[info]rcloenen_ruiz's post on Eastercon got me thinking about the lack of support for translated works in the N.A. publishing industry and in SF in particular.

I know that there are many hard-working translators out there who have a project on the back burner: an award-winning novel they really want to see get wider circulation, or a series of poems that they've fallen in love with.

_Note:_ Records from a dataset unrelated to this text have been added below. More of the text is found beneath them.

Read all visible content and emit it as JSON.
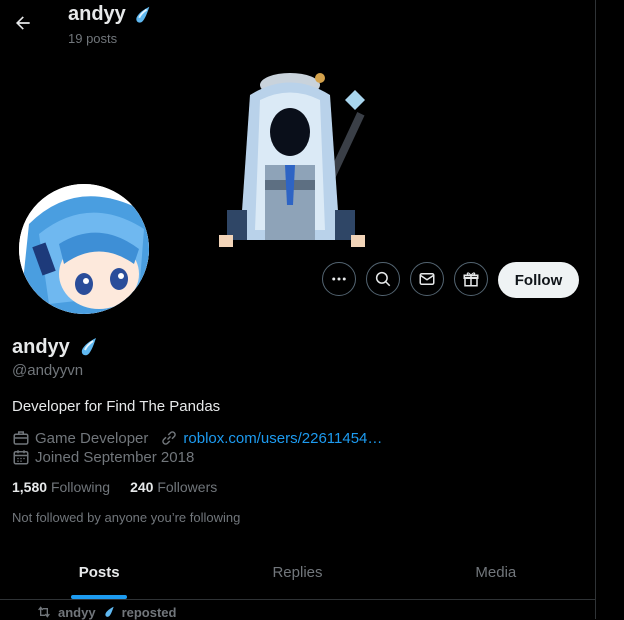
{
  "header": {
    "name": "andyy",
    "post_count": "19 posts"
  },
  "profile": {
    "display_name": "andyy",
    "handle": "@andyyvn",
    "bio": "Developer for Find The Pandas",
    "category": "Game Developer",
    "link": "roblox.com/users/22611454…",
    "joined": "Joined September 2018",
    "following_count": "1,580",
    "following_label": "Following",
    "followers_count": "240",
    "followers_label": "Followers",
    "not_followed_text": "Not followed by anyone you’re following"
  },
  "actions": {
    "follow_label": "Follow"
  },
  "tabs": [
    {
      "label": "Posts",
      "active": true
    },
    {
      "label": "Replies",
      "active": false
    },
    {
      "label": "Media",
      "active": false
    }
  ],
  "repost": {
    "user": "andyy",
    "label": "reposted"
  },
  "colors": {
    "accent": "#1d9bf0",
    "background": "#000000",
    "muted": "#71767b"
  }
}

But (they tell me when we talk at conferences) they can't find publishers for these projects.

So on that front I wanted to mention Calypso Press, a new, artist-run co-operative dedicated to "publishing quality literary books of poetry and fiction with a global perspective." You can read about their projects on their website, and, if they strike you as worthwhile, contribute to their efforts.